Rolling out the croissants:

After the dough is evenly chilled all the way through, you can bring it back to your work surface that is covered with parchment paper and liberally floured with potato starch.  Cut the dough in half and refrigerate or freeze the second half for later use.   Check the cut edge to see how you did with the layers.  If they look uniform and unbroken, you should be eating some beautiful croissants soon.  If the layers look smeared you may need to chill the dough more.  If they layers have cracks in them you may have trouble rolling it out or proofing, or it may be too cold.  If I think it's really messed up I might use it for a crust or something that's not as difficult to shape as croissants.

Start to press the dough with your rolling pin.  Press, press, press in different directions, being very patient and gentle.  If it starts to crack, hold off until it warms up slightly.  All of a sudden, the dough will become workable.  You will feel it give way easily.  Gently roll it out into a large sheet until it's about 1/4 inch thick.

See this post for directions on how to shape pain au chocolat.

Cut the edges off the dough to make a neat rectangle.  Cut the rectangle into sections about 4 inches wide.  Cut the rectangular sections in half at a diagonal.

Take one triangle and place it on a separate piece of parchment paper.  Roll out the base so it's more symmetrical, then gently roll out the length of the triangle as far as you can without tearing it, brushing off any extra potato flour as you go.  Loosely roll the croissant from the wide end, leaving some space in the middle on the first roll.  Place the croissant on your parchment paper-lined baking sheet making sure you don't trap the tail underneath the croissant.  Repeat these steps for all the remaining croissants, refrigerating them if they get too soft to handle.

Brush the tops of the formed croissants with an egg wash (egg whisked with water)

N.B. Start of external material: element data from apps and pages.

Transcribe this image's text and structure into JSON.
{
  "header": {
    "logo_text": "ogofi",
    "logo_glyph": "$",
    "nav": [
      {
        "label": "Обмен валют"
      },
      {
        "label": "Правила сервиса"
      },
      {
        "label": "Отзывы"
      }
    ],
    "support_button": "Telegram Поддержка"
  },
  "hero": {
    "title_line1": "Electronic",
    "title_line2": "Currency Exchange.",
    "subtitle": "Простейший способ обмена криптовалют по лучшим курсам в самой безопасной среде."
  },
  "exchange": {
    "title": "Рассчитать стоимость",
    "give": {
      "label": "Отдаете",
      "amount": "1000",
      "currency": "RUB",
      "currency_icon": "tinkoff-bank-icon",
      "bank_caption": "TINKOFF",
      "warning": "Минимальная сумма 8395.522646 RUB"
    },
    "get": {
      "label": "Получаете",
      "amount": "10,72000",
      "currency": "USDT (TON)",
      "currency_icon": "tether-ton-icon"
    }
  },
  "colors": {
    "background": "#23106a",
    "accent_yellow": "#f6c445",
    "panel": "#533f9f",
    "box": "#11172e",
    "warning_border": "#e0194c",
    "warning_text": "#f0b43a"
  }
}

There are a few different ways to proof and bake the croissants.  I'll give you the best way and the fastest way.  Your timeline will determine which method to use, but you could always split it into two batches and use both methods.

Best way:

Proof the croissants in the refrigerator overnight.  Cover them loosely with plastic.  In the morning, take them out of the refrigerator and proof at room temperature for 1-1.5 hours.

Fastest way:

After forming the croissants brush them with egg wash and proof them at room temperature.  This can take as little as 20-30minutes so keep an eye on it.  If you press a finger on an edge and the dent only fills halfway up, it's ready to cook.


There are also two methods for baking.  I still haven't figured out which one works best under which circumstances.

Normal method:

Preheat your oven to 400.  Brush on a second coat of egg wash.  Bake at 400 degrees for about 20 minutes or until very brown on top.  The baked croissants have the best flavor and texture after they have cooled, but within a few hours.

Cold-oven technique:

This method can sometimes get you a little more oven spring in your croissants.  Brush on a second coat of egg wash.  Place the croissants in a cold oven and turn the oven on to 400 degrees and cook for approximately 30 minutes, or until deep golden brown.